BRIAN FRANCE: Well, look, what I wouldn't want to do is take away the accomplishment that Jimmie, his team, as I said earlier in my remarks. In this format, to dominate four straight years is incredibly difficult to do. But we could not have predicted anyone having as good a performance as Jimmie has had, to be able to achieve what he did, therefore taking away some of the things that the Chase will deliver in normal sets of circumstances.
To me, you know, it's all in how you want to look at it. If you want to look at it that some of those teams that you would think would have been closer coming into today, you're missing that, yes, but you're getting a performance that's historic. You know, you can certainly look at it any way you want. But obviously we look at the adjustments in terms of the format every year anyway. You've heard me say that. We will be looking at that again to see if we can make it better.
But we love the premise of the Chase. History, specific performances dictate how it plays out. That's where we are today.
Q: For maybe 18 months or so you've said you want to open it up, let these guys get back to being personalities, whatnot. Last weekend we saw some old-school retaliation in the Nationwide race. What did you say to Brad Keselowski? How bad does the sport need that old-school kind of payback fun?
BRIAN FRANCE: Look, we don't go into private discussions we have in the trailer with our drivers.
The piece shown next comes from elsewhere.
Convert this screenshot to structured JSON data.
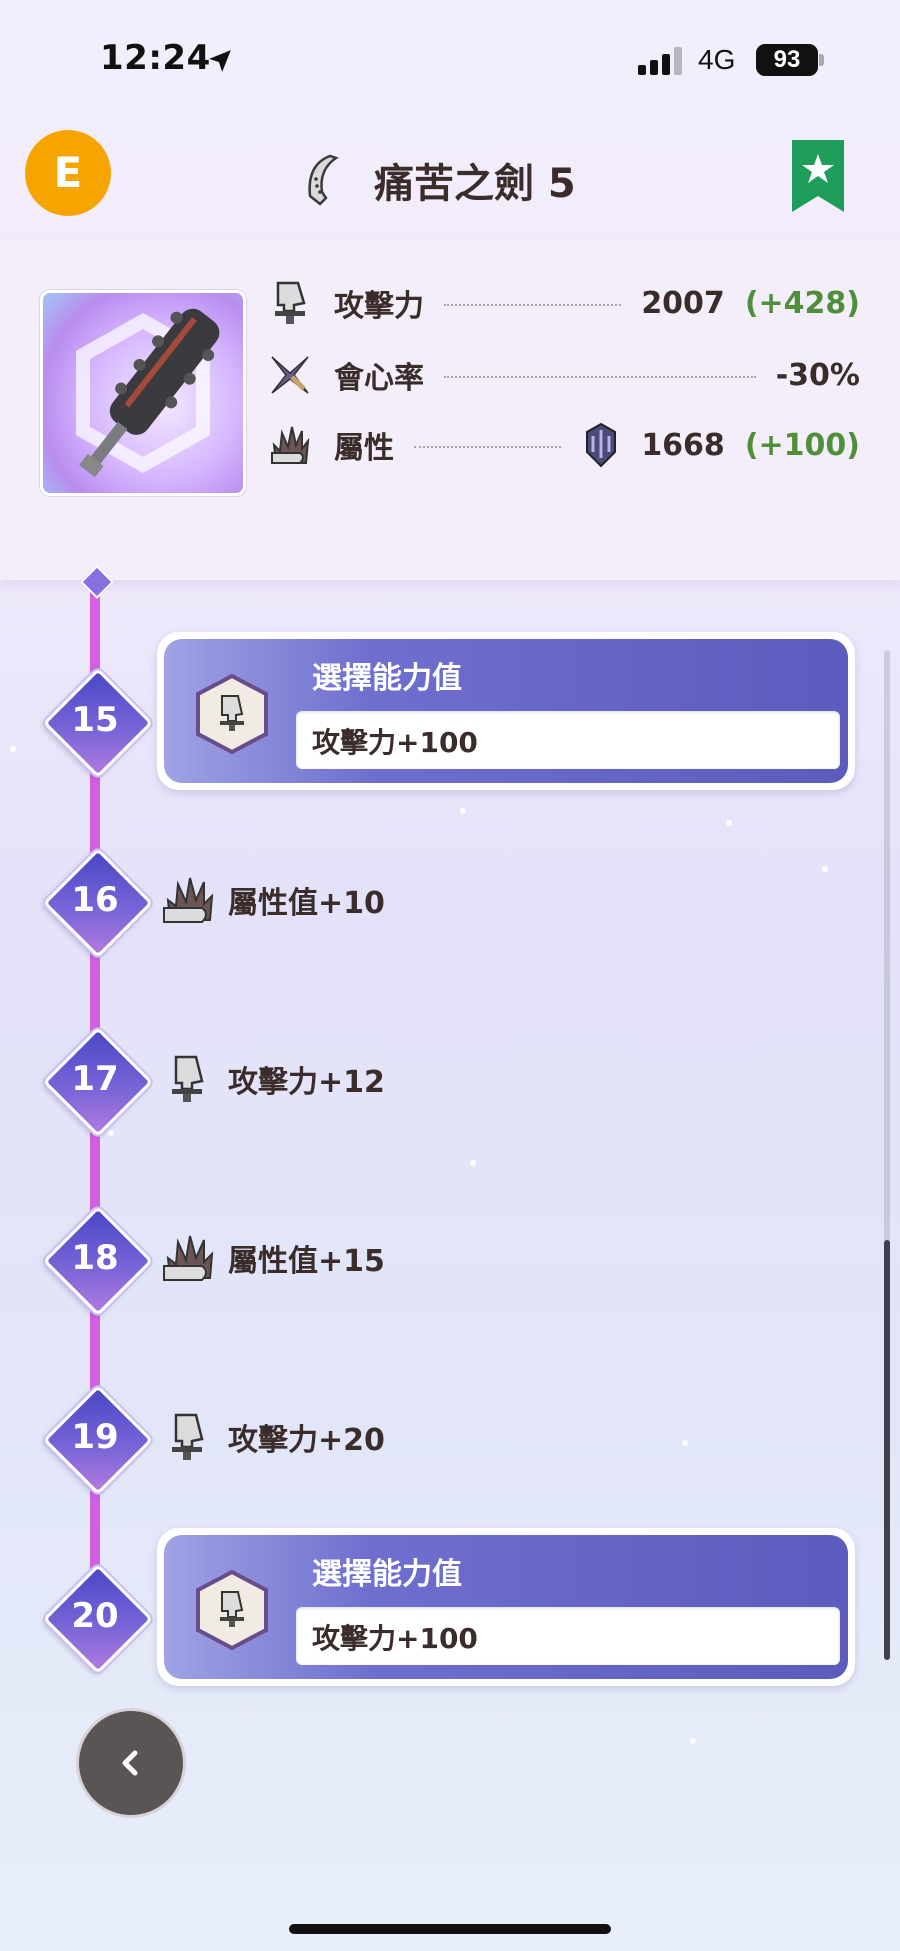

But suffice it to say what we want is drivers who are driving hard, that are driving to win. When that happens you're going to have some situations where there's contact. We're a contact sport. You didn't see us overrespond when that happened. What happened in the Nationwide race in Phoenix, what you're always worried about, with retaliation, all those things, is escalation, unintended consequences.
But on balance, there's no question, we're encouraging drivers. When Carl last year made the last-lap attempted pass, Kansas City, you heard us applauding that. You didn't hear us saying anything other than that was a daring move by one of the better drivers. So we're pretty much committed.
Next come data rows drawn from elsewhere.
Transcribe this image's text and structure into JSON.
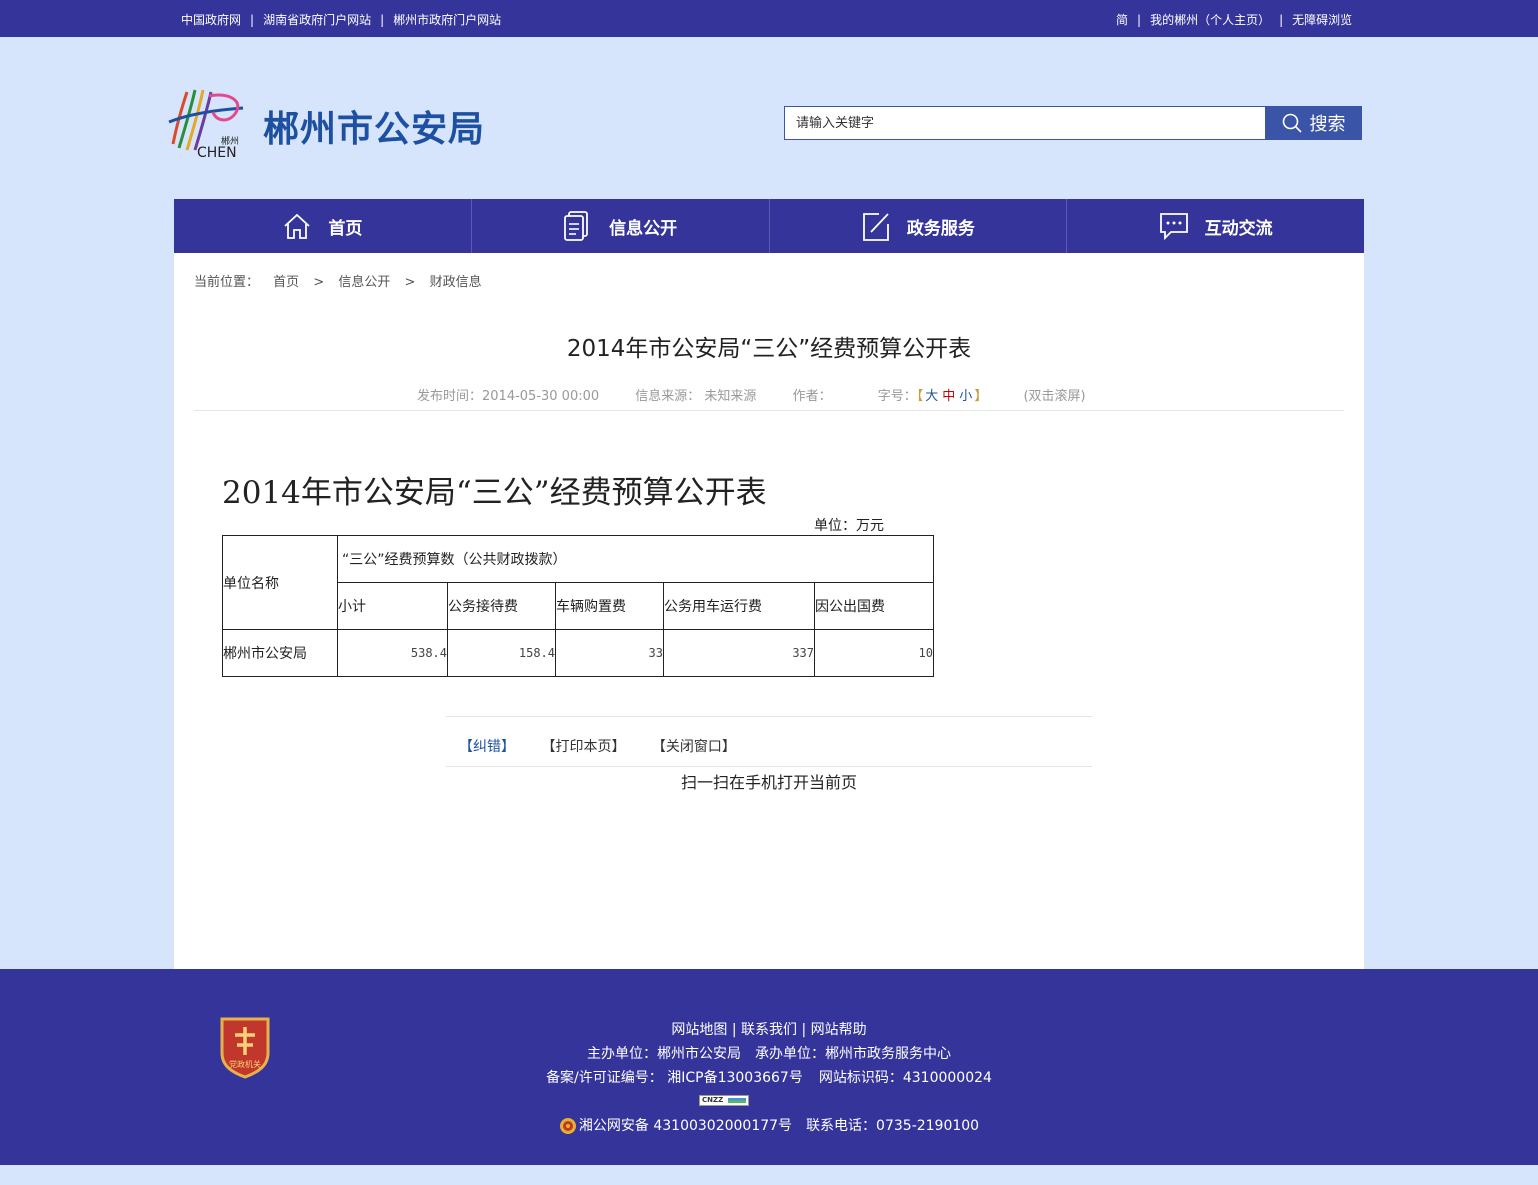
{
  "topbar": {
    "left_links": [
      "中国政府网",
      "湖南省政府门户网站",
      "郴州市政府门户网站"
    ],
    "right_links": [
      "简",
      "我的郴州（个人主页）",
      "无障碍浏览"
    ]
  },
  "header": {
    "logo_text": "郴州",
    "logo_sub": "CHEN",
    "site_name": "郴州市公安局",
    "search_placeholder": "请输入关键字",
    "search_label": "搜索"
  },
  "nav": [
    {
      "label": "首页",
      "icon": "home-icon"
    },
    {
      "label": "信息公开",
      "icon": "document-icon"
    },
    {
      "label": "政务服务",
      "icon": "edit-icon"
    },
    {
      "label": "互动交流",
      "icon": "chat-icon"
    }
  ],
  "breadcrumb": {
    "prefix": "当前位置：",
    "items": [
      "首页",
      "信息公开",
      "财政信息"
    ],
    "sep": ">"
  },
  "article": {
    "title": "2014年市公安局“三公”经费预算公开表",
    "publish_time": "发布时间：2014-05-30 00:00",
    "source": "信息来源： 未知来源",
    "author": "作者：",
    "font_size_label": "字号：",
    "font_large": "大",
    "font_mid": "中",
    "font_small": "小",
    "bracket_open": "【",
    "bracket_close": "】",
    "dblclick": "(双击滚屏)",
    "content_title": "2014年市公安局“三公”经费预算公开表",
    "unit": "单位：万元"
  },
  "table": {
    "unit_name_header": "单位名称",
    "group_header": "“三公”经费预算数（公共财政拨款）",
    "columns": [
      "小计",
      "公务接待费",
      "车辆购置费",
      "公务用车运行费",
      "因公出国费"
    ],
    "row": {
      "name": "郴州市公安局",
      "values": [
        "538.4",
        "158.4",
        "33",
        "337",
        "10"
      ]
    }
  },
  "actions": {
    "correct": "【纠错】",
    "print": "【打印本页】",
    "close": "【关闭窗口】",
    "scan": "扫一扫在手机打开当前页"
  },
  "footer": {
    "links": [
      "网站地图",
      "联系我们",
      "网站帮助"
    ],
    "sponsor": "主办单位：郴州市公安局",
    "organizer": "承办单位：郴州市政务服务中心",
    "icp": "备案/许可证编号： 湘ICP备13003667号",
    "site_id": "网站标识码：4310000024",
    "cnzz": "CNZZ",
    "police_record": "湘公网安备 43100302000177号",
    "phone": "联系电话：0735-2190100",
    "badge_text": "党政机关"
  },
  "colors": {
    "primary": "#35349a",
    "background": "#d6e4fc",
    "site_name": "#1e50a2",
    "search_button": "#3a55a8"
  }
}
But we also regulate the events. You have to make sure that there are limits to hard driving and rivalries and whatever. But we certainly want them. We know how important they are. We're going to do what we can to encourage them with some obvious limits as we go along.
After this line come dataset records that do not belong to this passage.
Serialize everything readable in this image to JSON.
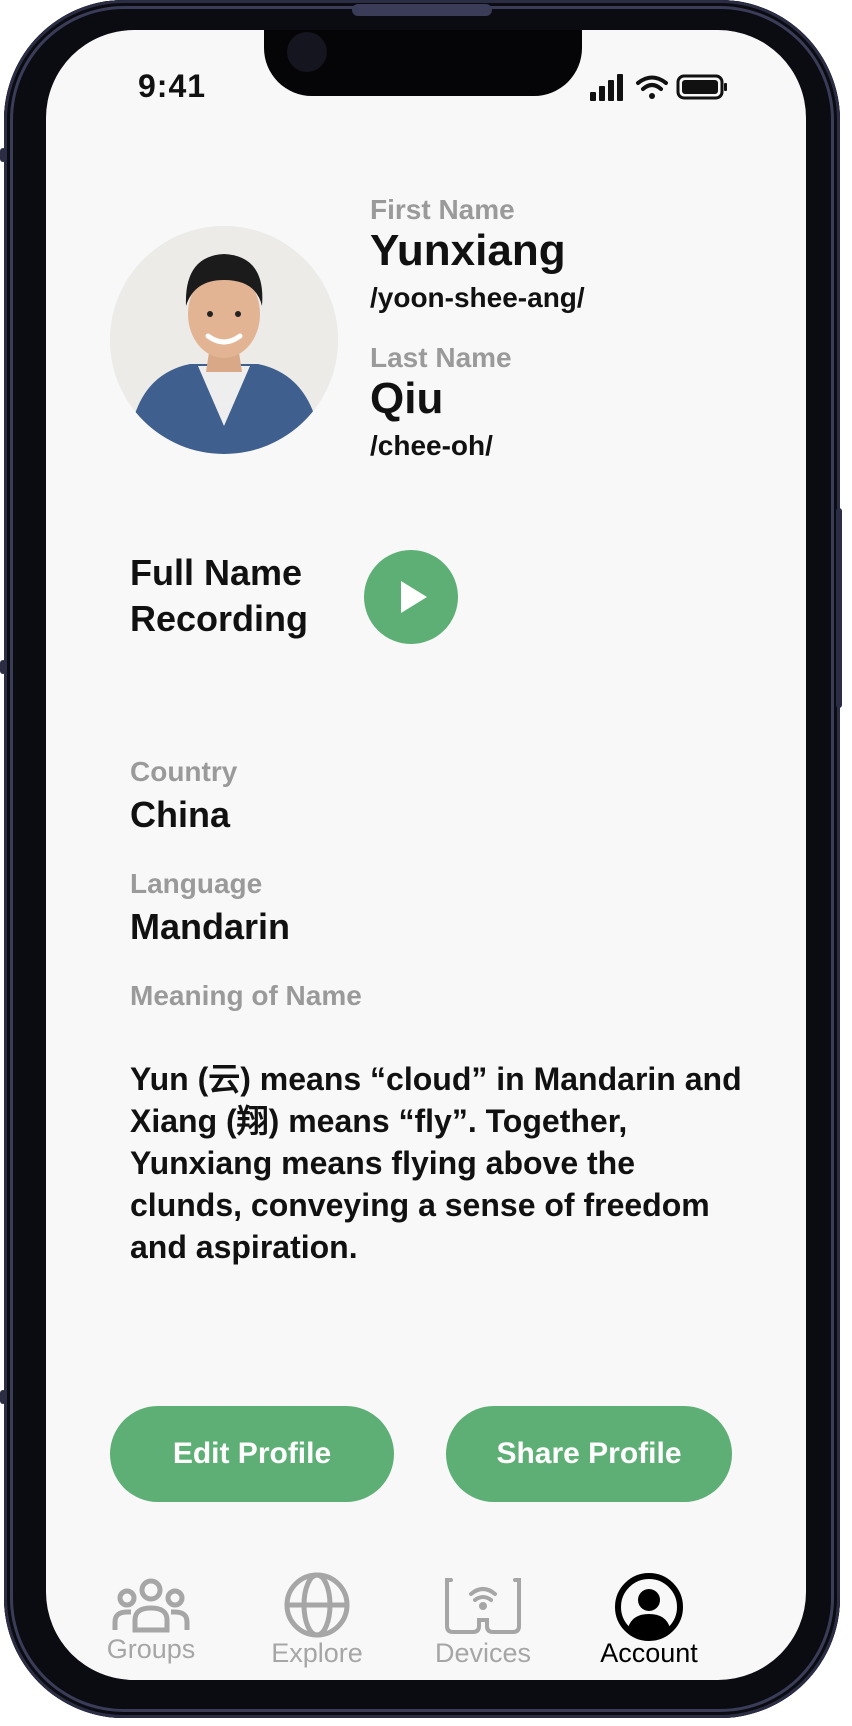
{
  "status": {
    "time": "9:41"
  },
  "profile": {
    "first_name_label": "First Name",
    "first_name": "Yunxiang",
    "first_name_phonetic": "/yoon-shee-ang/",
    "last_name_label": "Last Name",
    "last_name": "Qiu",
    "last_name_phonetic": "/chee-oh/",
    "recording_label_line1": "Full Name",
    "recording_label_line2": "Recording",
    "country_label": "Country",
    "country": "China",
    "language_label": "Language",
    "language": "Mandarin",
    "meaning_label": "Meaning of Name",
    "meaning": "Yun (云) means “cloud” in Mandarin and Xiang (翔) means  “fly”. Together, Yunxiang means flying above the clunds, conveying a sense of freedom and aspiration."
  },
  "actions": {
    "edit_label": "Edit Profile",
    "share_label": "Share Profile"
  },
  "tabs": [
    {
      "label": "Groups",
      "icon": "groups-icon",
      "active": false
    },
    {
      "label": "Explore",
      "icon": "globe-icon",
      "active": false
    },
    {
      "label": "Devices",
      "icon": "glasses-wifi-icon",
      "active": false
    },
    {
      "label": "Account",
      "icon": "account-icon",
      "active": true
    }
  ],
  "colors": {
    "accent": "#5eaf75",
    "label_gray": "#9a9a9a",
    "text": "#111111",
    "inactive_tab": "#a6a6a6"
  }
}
Q: Brian, in regards to scheduling in 2011 and for the foreseeable future, I know Kansas wants a second date, Kentucky wants a date, some tracks are struggling to sell tickets. When that schedule comes out for 2011, do you foresee a major shake-up at that point?
BRIAN FRANCE: It depends on what you say is 'major'. For some people one race moving anywhere is major, certainly major for the track that loses a race or one that gains it.
It's certainly possible. Kansas has got a nice track record of a fan base they've built, success in their market. They have a big proposal that is going to be voted on shortly on a casino, a variety of other things, to expand that whole facility. My sense is that that all comes forward, they'll be wanting to have another date there. We'll talk about that, try to make the best decision we have. Kentucky is in the same boat in terms of wanting another date. We've long had a realignment policy that we have worked with the tracks.
It's tough because we balance the historical interest of the sport with the current realities of markets that work better in one place than another. We try to make sure that all works out, that the fans get what they want, which is the right racing at the right place at the right time. We'll be working on that as we always do.
But it's certainly possible that changes could happen in 2011.
Continued in part 2